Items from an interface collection
□ □ □ □

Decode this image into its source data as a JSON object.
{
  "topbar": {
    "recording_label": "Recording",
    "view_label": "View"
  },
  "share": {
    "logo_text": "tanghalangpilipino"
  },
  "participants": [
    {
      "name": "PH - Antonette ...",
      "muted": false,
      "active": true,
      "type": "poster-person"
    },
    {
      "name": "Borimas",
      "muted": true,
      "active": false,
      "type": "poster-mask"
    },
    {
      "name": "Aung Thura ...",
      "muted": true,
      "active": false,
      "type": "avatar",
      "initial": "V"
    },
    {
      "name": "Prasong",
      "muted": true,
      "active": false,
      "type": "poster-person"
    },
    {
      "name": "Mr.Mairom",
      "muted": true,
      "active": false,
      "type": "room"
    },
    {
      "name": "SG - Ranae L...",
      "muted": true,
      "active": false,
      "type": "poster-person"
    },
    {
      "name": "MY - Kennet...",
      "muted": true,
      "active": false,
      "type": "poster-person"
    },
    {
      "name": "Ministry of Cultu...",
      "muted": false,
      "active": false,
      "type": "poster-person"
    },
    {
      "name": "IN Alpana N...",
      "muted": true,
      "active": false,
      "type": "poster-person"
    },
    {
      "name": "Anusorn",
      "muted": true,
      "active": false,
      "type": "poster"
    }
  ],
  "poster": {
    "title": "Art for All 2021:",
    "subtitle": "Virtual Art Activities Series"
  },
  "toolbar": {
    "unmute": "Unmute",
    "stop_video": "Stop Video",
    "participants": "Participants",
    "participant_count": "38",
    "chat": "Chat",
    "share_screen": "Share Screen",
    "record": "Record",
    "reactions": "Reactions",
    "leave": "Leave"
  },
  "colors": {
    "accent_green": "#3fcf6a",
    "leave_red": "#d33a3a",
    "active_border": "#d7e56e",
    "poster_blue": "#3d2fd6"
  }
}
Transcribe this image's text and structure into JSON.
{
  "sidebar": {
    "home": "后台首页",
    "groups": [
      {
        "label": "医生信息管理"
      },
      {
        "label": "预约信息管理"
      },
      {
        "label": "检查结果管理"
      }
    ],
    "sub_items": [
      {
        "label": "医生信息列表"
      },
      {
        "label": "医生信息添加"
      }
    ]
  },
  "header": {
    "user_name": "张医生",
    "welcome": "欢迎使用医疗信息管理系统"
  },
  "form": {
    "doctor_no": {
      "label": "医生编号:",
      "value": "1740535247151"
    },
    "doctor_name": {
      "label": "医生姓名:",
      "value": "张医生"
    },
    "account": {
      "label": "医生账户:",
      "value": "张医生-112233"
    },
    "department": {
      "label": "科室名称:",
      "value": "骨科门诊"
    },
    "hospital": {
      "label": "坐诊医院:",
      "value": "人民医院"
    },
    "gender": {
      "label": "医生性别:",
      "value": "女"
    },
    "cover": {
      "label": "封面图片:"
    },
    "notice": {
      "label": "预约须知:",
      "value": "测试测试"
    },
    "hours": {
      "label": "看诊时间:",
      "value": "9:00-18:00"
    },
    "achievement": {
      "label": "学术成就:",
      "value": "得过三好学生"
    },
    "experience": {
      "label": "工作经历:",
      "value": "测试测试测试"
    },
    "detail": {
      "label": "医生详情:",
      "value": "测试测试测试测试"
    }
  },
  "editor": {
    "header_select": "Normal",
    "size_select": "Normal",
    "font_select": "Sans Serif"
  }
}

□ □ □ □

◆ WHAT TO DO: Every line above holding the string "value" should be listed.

◆ EXERCISE ANSWER:
      "value": "1740535247151"
      "value": "张医生"
      "value": "张医生-112233"
      "value": "骨科门诊"
      "value": "人民医院"
      "value": "女"
      "value": "测试测试"
      "value": "9:00-18:00"
      "value": "得过三好学生"
      "value": "测试测试测试"
      "value": "测试测试测试测试"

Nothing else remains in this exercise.